The Carter administration has targeted 304 government advisory committees for extinction, but President Carter, dissatisfied with that initial recommendation, has ordered his Cabinet secretaries and agency heads to find other committees that can be eliminated.

"I believe more can be done . . .," the President said in a memorandum sent to executive departments and agencies this week.

White House and Office of Management and Budget officials were debating yesterday whether to make an early announcement of which committees are on the initial target list. Once the list becomes public, they anticipate a flood of protests and lobbying efforts by individuals and interest groups seeking to preserve some of the committees.

The advisory committees vary widely, ranging from the Agriculture Department's Advisory Committee on Hog Cholera Eradication to the Veteran's Administration's Chief Medical Director's Ad Hoc Advisory Committee on Spinal Cord Injury.

What they share in common is that they are made up of people outside the government who are up to $184 a day, plus travel expenses to meet and offer government agencies advice on matters ranging from broad policy issues to narrow technical and scientific questions.

OMB officials estimate that this costs the government $65 million a year and involves some 25,000 individuals serving on 1,189 advisory committees.

Last February, the President ordered each agency to review the committee reporting to it and to reccommend which could be done away with. The initial list of 304 - representing 26 per cent of the total - is the result of that first review by the agencies.

OMB is keeping its own scorecard on the agencies' performance. It shows that the Agriculture Department has been the most aggresive in seeking to root out unnecessary committees. Those showing the least inclination in this direction are the Commerce, Labor and Interior Departments, according to the OMB scorecard.

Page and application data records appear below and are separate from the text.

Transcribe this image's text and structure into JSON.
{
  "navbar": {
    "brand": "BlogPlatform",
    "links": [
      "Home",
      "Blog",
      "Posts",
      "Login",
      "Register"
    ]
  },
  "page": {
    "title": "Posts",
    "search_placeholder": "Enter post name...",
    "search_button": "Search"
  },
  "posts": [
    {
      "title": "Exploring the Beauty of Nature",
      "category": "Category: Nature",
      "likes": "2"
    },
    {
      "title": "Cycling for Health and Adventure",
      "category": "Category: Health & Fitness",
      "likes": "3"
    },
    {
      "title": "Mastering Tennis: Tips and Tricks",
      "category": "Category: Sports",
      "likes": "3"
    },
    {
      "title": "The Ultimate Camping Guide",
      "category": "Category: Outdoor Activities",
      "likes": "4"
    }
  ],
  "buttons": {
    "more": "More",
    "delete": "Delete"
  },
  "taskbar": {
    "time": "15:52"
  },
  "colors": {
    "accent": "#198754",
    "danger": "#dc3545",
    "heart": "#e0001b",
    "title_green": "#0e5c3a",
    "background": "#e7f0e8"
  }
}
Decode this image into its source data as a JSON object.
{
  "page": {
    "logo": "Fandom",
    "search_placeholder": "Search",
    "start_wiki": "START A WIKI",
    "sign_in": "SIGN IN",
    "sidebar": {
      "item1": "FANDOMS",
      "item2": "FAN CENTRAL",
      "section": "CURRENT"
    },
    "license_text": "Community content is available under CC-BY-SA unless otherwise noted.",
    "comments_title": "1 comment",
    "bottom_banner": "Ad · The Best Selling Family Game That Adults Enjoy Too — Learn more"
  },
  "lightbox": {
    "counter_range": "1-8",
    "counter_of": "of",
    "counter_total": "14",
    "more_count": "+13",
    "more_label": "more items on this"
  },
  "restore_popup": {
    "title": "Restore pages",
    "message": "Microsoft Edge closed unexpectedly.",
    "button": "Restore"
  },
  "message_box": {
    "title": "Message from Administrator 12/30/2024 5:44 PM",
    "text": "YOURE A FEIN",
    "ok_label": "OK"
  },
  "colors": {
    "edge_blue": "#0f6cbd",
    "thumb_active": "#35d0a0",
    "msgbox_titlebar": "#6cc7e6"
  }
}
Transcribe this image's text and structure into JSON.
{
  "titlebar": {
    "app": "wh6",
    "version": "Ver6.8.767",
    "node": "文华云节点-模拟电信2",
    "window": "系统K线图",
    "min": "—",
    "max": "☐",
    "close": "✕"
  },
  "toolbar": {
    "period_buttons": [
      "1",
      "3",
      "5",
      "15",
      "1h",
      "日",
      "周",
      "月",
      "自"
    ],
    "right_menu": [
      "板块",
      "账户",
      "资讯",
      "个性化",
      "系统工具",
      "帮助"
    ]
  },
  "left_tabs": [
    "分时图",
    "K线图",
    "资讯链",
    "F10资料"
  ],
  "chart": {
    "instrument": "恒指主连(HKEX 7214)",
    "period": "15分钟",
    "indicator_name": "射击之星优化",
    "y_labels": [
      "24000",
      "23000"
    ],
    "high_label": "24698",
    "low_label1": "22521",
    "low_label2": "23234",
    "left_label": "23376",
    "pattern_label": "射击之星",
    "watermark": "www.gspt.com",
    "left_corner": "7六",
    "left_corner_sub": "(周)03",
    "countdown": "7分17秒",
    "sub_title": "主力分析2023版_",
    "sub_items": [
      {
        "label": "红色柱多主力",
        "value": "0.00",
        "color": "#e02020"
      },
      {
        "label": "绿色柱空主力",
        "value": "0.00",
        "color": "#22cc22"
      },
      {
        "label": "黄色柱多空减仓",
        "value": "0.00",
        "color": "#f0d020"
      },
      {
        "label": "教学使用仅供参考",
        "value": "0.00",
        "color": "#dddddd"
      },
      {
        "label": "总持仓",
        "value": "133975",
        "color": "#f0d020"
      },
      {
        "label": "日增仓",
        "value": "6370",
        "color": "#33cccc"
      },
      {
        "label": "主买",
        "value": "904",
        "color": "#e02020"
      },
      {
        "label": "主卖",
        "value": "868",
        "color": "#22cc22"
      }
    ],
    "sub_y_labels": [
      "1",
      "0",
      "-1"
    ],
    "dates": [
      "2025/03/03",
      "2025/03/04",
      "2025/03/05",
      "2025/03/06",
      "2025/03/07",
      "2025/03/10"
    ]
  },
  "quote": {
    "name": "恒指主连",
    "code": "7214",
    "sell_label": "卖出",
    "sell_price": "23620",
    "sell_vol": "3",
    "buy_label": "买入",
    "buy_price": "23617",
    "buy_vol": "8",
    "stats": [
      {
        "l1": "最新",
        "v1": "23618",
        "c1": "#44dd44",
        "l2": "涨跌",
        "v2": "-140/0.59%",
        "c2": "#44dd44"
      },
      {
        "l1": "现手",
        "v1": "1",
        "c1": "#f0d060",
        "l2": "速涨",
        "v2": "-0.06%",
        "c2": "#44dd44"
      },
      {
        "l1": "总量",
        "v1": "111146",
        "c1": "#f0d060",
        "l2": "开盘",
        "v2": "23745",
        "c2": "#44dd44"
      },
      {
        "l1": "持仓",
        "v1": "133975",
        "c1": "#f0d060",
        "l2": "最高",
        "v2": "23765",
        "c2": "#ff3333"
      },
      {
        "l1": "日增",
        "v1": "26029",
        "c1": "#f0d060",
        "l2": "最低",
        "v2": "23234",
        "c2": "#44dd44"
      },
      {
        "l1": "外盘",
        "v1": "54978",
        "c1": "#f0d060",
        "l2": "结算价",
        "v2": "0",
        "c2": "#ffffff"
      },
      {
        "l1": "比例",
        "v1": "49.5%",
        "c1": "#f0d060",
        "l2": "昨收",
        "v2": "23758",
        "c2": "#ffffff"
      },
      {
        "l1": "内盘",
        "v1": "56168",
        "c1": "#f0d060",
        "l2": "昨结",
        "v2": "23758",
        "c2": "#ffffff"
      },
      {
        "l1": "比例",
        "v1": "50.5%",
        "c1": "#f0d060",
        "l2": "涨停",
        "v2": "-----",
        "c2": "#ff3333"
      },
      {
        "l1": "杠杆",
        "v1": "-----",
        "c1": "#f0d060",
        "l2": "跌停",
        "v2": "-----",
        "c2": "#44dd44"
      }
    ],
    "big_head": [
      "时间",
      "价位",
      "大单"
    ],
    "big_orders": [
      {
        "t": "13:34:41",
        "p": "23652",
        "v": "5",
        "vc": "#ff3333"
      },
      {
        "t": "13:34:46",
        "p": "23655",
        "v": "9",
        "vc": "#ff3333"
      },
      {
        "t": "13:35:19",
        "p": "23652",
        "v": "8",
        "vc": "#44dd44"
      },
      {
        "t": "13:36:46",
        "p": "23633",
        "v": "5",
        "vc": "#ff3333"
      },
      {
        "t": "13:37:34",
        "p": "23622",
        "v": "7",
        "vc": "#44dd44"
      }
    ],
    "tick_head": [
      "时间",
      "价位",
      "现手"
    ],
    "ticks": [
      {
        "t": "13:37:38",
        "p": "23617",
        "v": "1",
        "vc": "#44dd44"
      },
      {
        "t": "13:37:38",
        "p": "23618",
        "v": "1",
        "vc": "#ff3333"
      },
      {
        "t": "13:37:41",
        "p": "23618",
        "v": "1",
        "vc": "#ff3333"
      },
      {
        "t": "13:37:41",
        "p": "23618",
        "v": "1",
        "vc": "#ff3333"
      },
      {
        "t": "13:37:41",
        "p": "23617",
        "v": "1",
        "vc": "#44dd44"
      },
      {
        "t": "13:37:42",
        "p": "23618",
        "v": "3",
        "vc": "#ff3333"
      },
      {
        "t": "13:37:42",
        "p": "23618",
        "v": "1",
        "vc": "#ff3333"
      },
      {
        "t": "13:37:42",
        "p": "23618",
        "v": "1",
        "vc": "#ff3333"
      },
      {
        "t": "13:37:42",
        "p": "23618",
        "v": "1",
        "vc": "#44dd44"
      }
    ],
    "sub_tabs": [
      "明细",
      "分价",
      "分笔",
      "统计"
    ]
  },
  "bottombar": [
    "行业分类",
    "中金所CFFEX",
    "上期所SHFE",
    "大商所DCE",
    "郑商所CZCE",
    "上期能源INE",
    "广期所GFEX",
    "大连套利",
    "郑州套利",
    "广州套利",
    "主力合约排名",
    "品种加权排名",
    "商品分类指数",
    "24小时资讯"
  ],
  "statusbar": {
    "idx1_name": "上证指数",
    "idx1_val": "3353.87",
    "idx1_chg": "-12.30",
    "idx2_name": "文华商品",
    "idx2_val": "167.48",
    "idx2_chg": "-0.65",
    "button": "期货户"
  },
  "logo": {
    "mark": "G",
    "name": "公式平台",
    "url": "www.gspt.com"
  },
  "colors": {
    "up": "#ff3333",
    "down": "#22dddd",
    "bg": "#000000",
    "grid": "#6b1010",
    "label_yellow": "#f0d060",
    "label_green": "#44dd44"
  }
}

The Africulture Department has recommemded doing away with 89 advisory committees, repsenting 81 per cent of the 110 committees serving it. The Commerce Department on the other hand, proposed elimination of six committees, representing 7 per cent of its total of 91.

The Labor Department said it could do without three of its 25 committees (12 per cent) and the Interior Department seven of its 49 committees (14 per cent).

The Department of Health, Education and Welfare recommended the largest cut in terms of numbers of committees - 91. But HEW also begins with the largest number, 352, so the cut would total 25 per cent, the average for the government as a whole.

Among independent agencies, the Export-Import Bank proposed doing away with its lone advisory committee, a 100 per cent performance in OMB's view. But the National Science Foundation said it could get along with only two less than its current 55 advisory committees, while the Federal Energy Administration - itself targeted for extirnction in the pending Energy Department legislation - proposed eliminating only one of its 14 committees.

OMB officials said they are now going to take the initiative and begin reviewing the reasons why the agencies wish to continue with 876 adivisory groups. For some, extinction could be as simple as a presidential or agency order wiping them out. But for an estimated 20 per cent of the total, including about 30 on the initial target list, legislation will be necessary to end their existence.